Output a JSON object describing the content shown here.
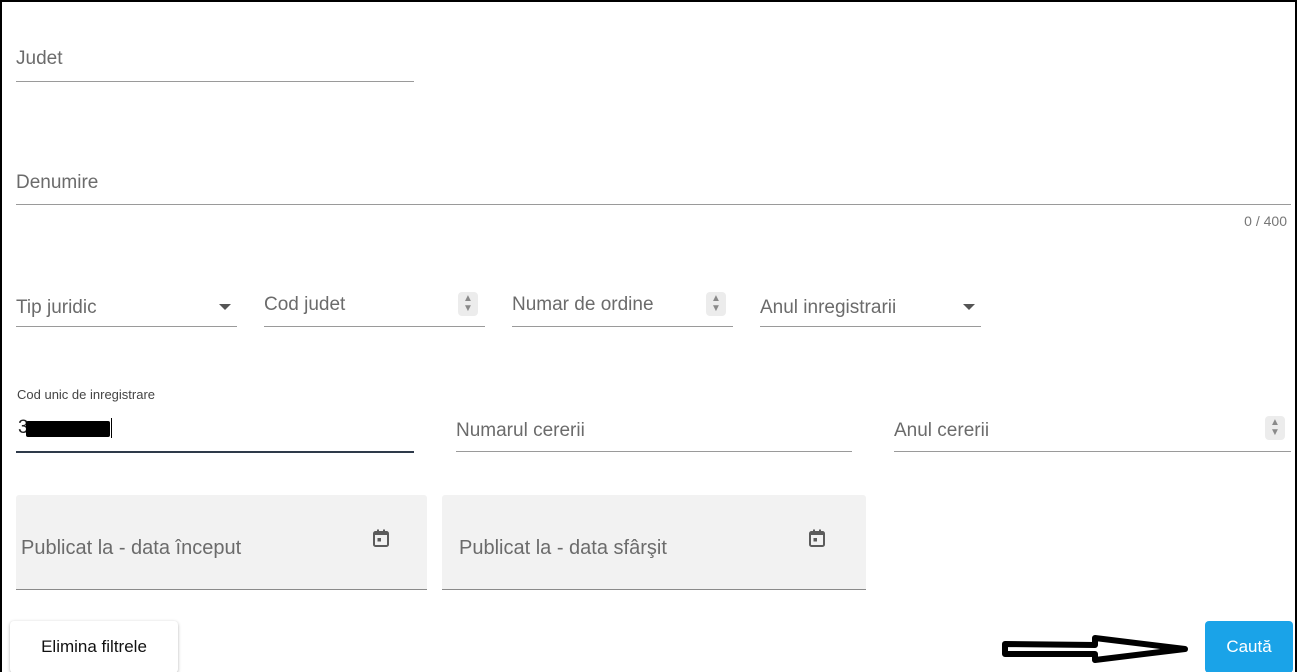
{
  "form": {
    "judet": {
      "label": "Judet"
    },
    "denumire": {
      "label": "Denumire",
      "counter": "0 / 400"
    },
    "tip_juridic": {
      "label": "Tip juridic"
    },
    "cod_judet": {
      "label": "Cod judet"
    },
    "numar_ordine": {
      "label": "Numar de ordine"
    },
    "anul_inregistrarii": {
      "label": "Anul inregistrarii"
    },
    "cui": {
      "label": "Cod unic de inregistrare",
      "value_visible": "3"
    },
    "numarul_cererii": {
      "label": "Numarul cererii"
    },
    "anul_cererii": {
      "label": "Anul cererii"
    },
    "data_inceput": {
      "label": "Publicat la - data început"
    },
    "data_sfarsit": {
      "label": "Publicat la - data sfârşit"
    }
  },
  "actions": {
    "clear_label": "Elimina filtrele",
    "search_label": "Caută"
  },
  "icons": {
    "dropdown": "chevron-down-icon",
    "spinner": "number-spinner-icon",
    "calendar": "calendar-icon",
    "arrow": "right-arrow-annotation-icon"
  },
  "colors": {
    "primary": "#1aa3e8",
    "filled_bg": "#f2f2f2"
  }
}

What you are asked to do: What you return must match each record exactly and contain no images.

Reply:
Output a JSON object describing the content shown here.
{
  "form": {
    "judet": {
      "label": "Judet"
    },
    "denumire": {
      "label": "Denumire",
      "counter": "0 / 400"
    },
    "tip_juridic": {
      "label": "Tip juridic"
    },
    "cod_judet": {
      "label": "Cod judet"
    },
    "numar_ordine": {
      "label": "Numar de ordine"
    },
    "anul_inregistrarii": {
      "label": "Anul inregistrarii"
    },
    "cui": {
      "label": "Cod unic de inregistrare",
      "value_visible": "3"
    },
    "numarul_cererii": {
      "label": "Numarul cererii"
    },
    "anul_cererii": {
      "label": "Anul cererii"
    },
    "data_inceput": {
      "label": "Publicat la - data început"
    },
    "data_sfarsit": {
      "label": "Publicat la - data sfârşit"
    }
  },
  "actions": {
    "clear_label": "Elimina filtrele",
    "search_label": "Caută"
  },
  "icons": {
    "dropdown": "chevron-down-icon",
    "spinner": "number-spinner-icon",
    "calendar": "calendar-icon",
    "arrow": "right-arrow-annotation-icon"
  },
  "colors": {
    "primary": "#1aa3e8",
    "filled_bg": "#f2f2f2"
  }
}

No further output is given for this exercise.